PROBLEM TO WORK ON:
From the records that follow, give the number of lines that include the word "date", with no further words.

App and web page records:
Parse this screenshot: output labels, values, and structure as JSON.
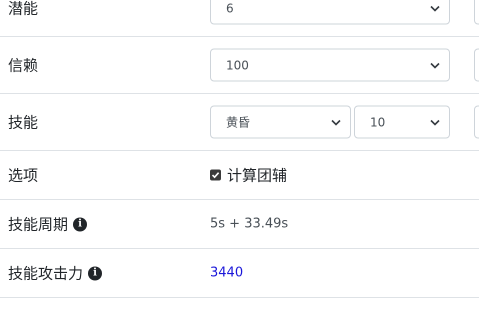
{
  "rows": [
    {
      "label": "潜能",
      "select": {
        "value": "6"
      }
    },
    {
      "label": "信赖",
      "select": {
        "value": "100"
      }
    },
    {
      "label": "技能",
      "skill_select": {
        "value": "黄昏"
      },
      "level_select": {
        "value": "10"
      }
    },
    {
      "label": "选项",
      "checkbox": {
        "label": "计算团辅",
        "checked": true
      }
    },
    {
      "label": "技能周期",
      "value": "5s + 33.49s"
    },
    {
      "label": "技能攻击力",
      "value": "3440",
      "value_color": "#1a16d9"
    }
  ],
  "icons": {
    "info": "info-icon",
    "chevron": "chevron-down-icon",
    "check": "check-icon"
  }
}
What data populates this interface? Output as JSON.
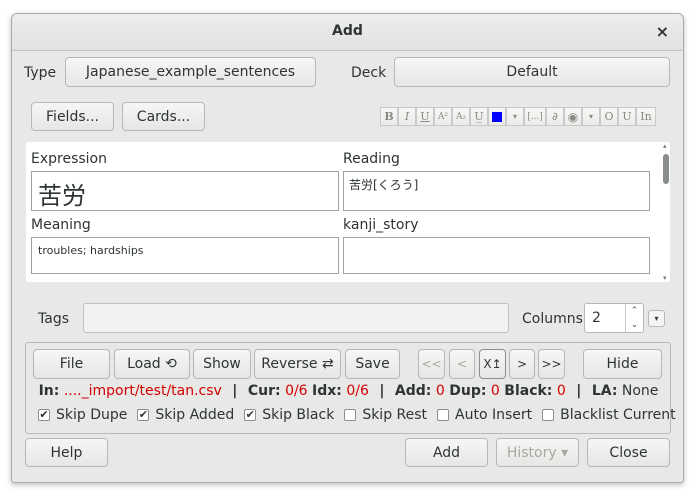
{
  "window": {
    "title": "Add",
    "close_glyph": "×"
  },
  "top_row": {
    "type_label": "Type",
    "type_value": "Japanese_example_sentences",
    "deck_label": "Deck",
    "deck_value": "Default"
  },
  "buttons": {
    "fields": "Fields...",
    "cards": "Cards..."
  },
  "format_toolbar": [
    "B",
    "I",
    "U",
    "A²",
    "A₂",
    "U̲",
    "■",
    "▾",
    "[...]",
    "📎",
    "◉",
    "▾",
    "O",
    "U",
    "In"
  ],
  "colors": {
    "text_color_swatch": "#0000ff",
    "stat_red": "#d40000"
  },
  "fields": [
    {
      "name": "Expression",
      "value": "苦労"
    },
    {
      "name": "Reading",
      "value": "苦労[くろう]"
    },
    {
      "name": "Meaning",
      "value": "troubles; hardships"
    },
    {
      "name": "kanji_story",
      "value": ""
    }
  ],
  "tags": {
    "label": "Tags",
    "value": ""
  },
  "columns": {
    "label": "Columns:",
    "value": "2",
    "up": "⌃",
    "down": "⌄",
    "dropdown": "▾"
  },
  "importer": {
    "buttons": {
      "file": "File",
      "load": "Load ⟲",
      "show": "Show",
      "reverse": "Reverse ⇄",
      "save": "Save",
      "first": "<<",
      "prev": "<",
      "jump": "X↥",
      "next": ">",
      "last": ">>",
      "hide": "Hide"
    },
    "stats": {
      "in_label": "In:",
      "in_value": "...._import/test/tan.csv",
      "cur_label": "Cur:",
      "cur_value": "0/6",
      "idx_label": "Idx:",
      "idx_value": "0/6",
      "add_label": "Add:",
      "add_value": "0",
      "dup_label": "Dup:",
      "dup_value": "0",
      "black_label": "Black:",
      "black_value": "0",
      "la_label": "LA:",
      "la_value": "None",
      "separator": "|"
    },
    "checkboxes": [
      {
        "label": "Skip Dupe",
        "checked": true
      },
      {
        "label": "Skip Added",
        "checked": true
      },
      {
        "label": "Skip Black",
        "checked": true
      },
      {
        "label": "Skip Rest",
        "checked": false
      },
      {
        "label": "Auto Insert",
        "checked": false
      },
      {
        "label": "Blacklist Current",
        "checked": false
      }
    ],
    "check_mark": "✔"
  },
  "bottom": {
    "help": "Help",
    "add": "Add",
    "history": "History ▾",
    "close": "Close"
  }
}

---

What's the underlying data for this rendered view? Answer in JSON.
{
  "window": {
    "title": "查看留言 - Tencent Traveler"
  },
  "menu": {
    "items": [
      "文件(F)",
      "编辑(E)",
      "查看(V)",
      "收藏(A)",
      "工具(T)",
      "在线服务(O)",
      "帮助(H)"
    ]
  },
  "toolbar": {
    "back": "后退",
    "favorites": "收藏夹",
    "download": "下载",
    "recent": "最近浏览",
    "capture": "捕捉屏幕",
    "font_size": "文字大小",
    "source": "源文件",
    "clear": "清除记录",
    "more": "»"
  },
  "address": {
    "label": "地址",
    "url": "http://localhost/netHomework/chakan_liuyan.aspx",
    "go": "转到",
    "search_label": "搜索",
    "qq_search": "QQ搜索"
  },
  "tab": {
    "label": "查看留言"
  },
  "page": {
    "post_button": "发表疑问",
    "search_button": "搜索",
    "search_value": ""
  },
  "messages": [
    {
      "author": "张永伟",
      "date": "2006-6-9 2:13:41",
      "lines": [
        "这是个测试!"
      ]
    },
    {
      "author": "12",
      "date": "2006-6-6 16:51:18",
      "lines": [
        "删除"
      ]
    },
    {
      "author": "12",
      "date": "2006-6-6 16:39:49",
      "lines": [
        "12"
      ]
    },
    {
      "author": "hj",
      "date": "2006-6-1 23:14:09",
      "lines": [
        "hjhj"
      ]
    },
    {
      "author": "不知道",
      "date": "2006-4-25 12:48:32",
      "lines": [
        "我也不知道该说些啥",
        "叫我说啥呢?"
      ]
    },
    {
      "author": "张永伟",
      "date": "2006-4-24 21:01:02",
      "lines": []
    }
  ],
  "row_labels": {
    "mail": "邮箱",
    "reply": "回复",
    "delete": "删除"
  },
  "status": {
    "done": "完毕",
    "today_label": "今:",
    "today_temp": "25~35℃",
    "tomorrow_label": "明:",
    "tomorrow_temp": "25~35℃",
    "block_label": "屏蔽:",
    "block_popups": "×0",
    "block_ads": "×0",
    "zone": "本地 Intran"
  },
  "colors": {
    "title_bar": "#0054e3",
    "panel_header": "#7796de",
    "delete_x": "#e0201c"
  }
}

ANSWER TO THIS EXERCISE:
6